Lynched for striking to protest low wages.
… for organizing black voters.
… for “standing around” in a white neighborhood.
… for knocking on a white woman’s front door.
… for annoying a white woman.
… for complaining about the recent lynching of her husband – the father of her unborn child.
These are just a few of thousands of documented accounts of African Americans killed by lynching. My husband and I spent Memorial Day weekend in Alabama’s Black Belt to tour a new museum and memorial dedicated to furthering visitors’ understanding of this disregarded part of our country’s history.
I realize that Memorial Day is set aside to remember the lives of those who died while serving in our nation’s armed forces, defending our freedom. I do not want to take away from that. During our visit to these somber sites on Memorial Day weekend, however, I couldn’t help but reflect on the lives of the Black Americans who were threatened, tortured, terrorized, and killed in pursuit of that freedom.
Located on the site of a former warehouse in downtown Montgomery, Alabama, where Black people were enslaved, The Legacy Museum: From Enslavement to Mass Incarceration tells the story of the nation’s legacy of slavery and its evolution into racial terror, Jim Crow, and modern-day mass incarceration. From slave narratives and slave catalogs to letters and interviews sent to the Equal Justice Initiative from those behind bars, these first-person accounts provide an intimate look of how an ideology of white supremacy has led to systemic racism in its various forms.
Less than a mile from the Legacy Museum is the National Memorial for Peace and Justice, an outdoor memorial dedicated to the thousands of Black men and women who were lynched in the United States. Hundreds of rust-colored, steel monuments are projected from the ceiling as far as the eye can see, representing each county in the United States where documented lynchings of African Americans took place. Walking into the covered pavilion and seeing each of the six-foot columns engraved with the names – and the “unknowns” – and the dates when they were murdered took my breath away. Identical monuments lie flat in the area outside of the suspended ones, “waiting to be claimed and installed in the counties they represent.”
My maternal great-great-grandfather, Jackson Rice, was among the more than 4,400 African Americans lynched.

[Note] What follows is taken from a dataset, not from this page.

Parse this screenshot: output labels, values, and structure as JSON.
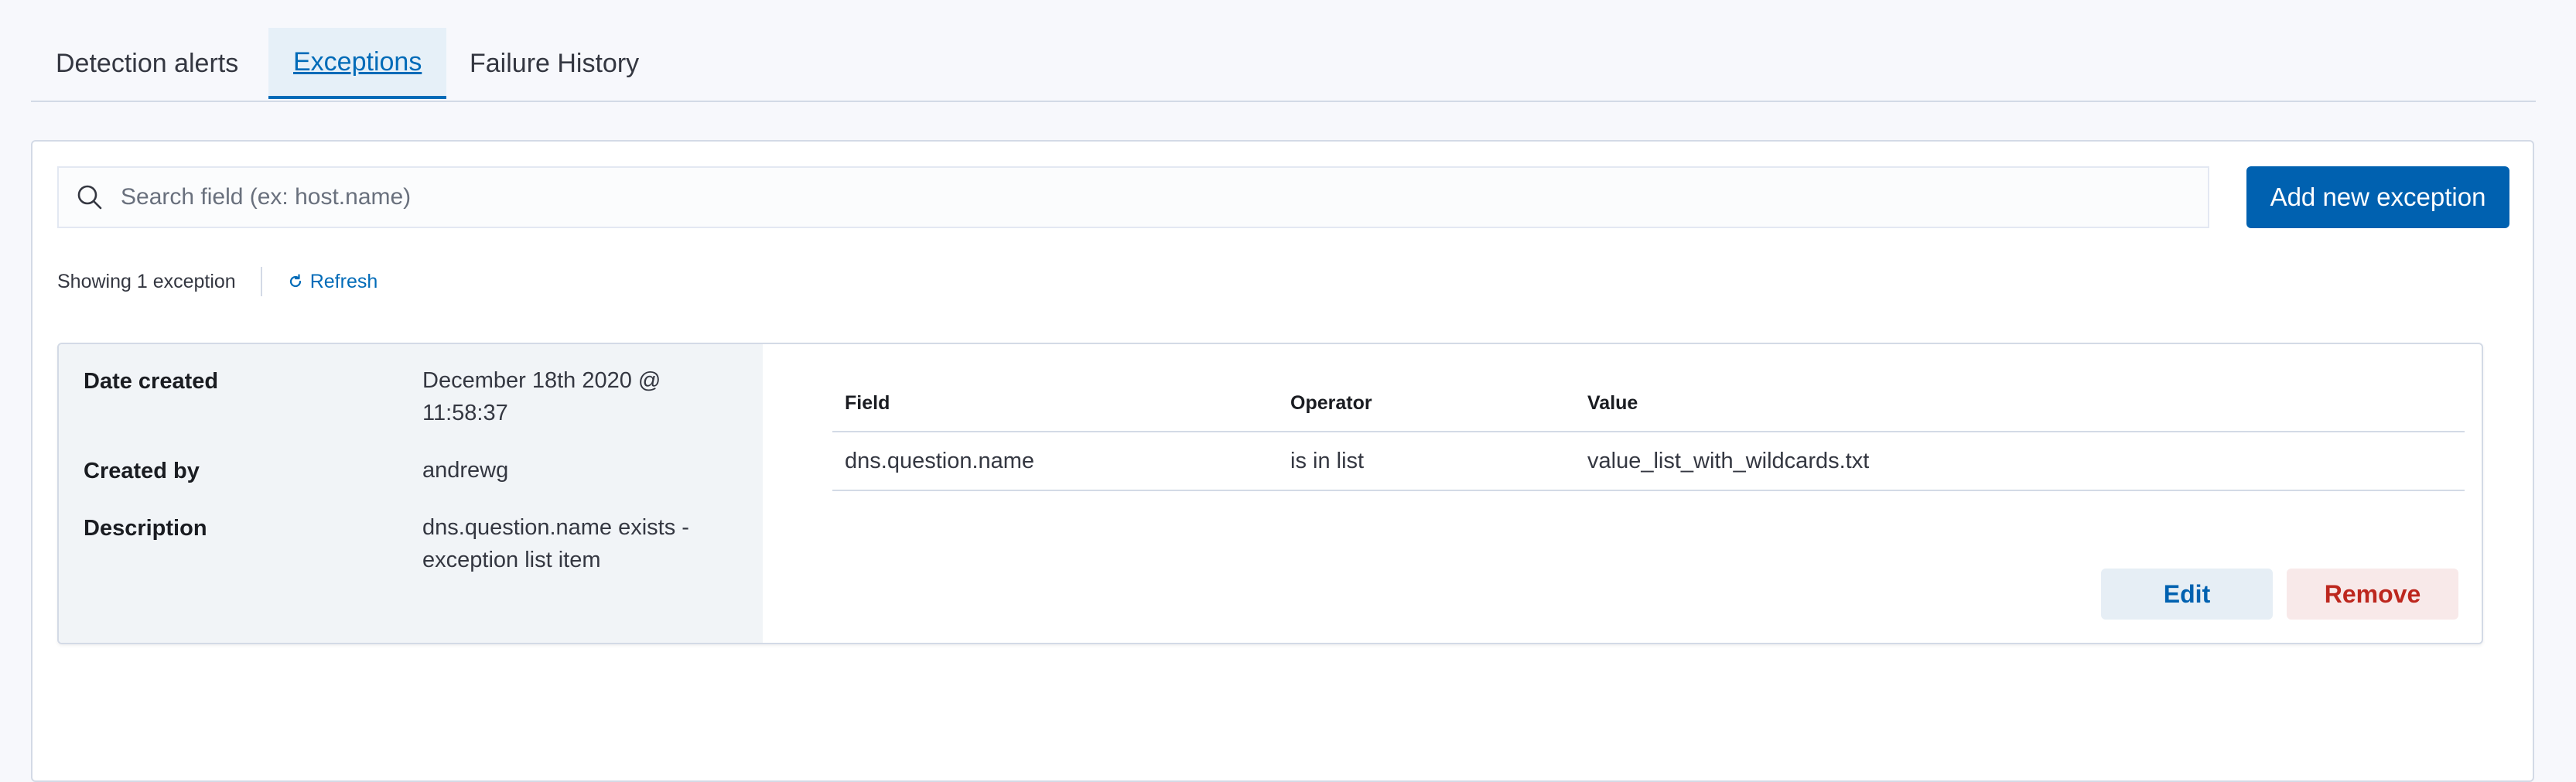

He was killed near my hometown in Conway County, Arkansas, in November 1891 and is listed as William Rice on the marker at the Memorial. My husband does genealogy research and wrote about his death on his “Genealogics” blog back in June 2016. Our hope is to find the site near where the lynching took place and collect dirt to send to the Equal Justice Initiative as part of its Community Remembrance Project.
Our visit to Montgomery was my first visit to Alabama’s Black Belt, so we also saw historic sites such as Dexter Avenue Baptist Church where Rev. Dr. Martin Luther King Jr. pastored from 1954 to 1960 as well as the site where Rosa Parks was arrested, sparking the 381-day Montgomery Bus Boycott. On our way back to Arkansas, we drove – in the opposite direction – the 54-mile route of the Selma-to-Montgomery March along Highway 80 and stood on the Edmund Pettus Bridge where voting rights activists were confronted and attacked by law enforcement on “Bloody Sunday.”
May we never forget the price of freedom and continue to do what we can to ensure it is available to all.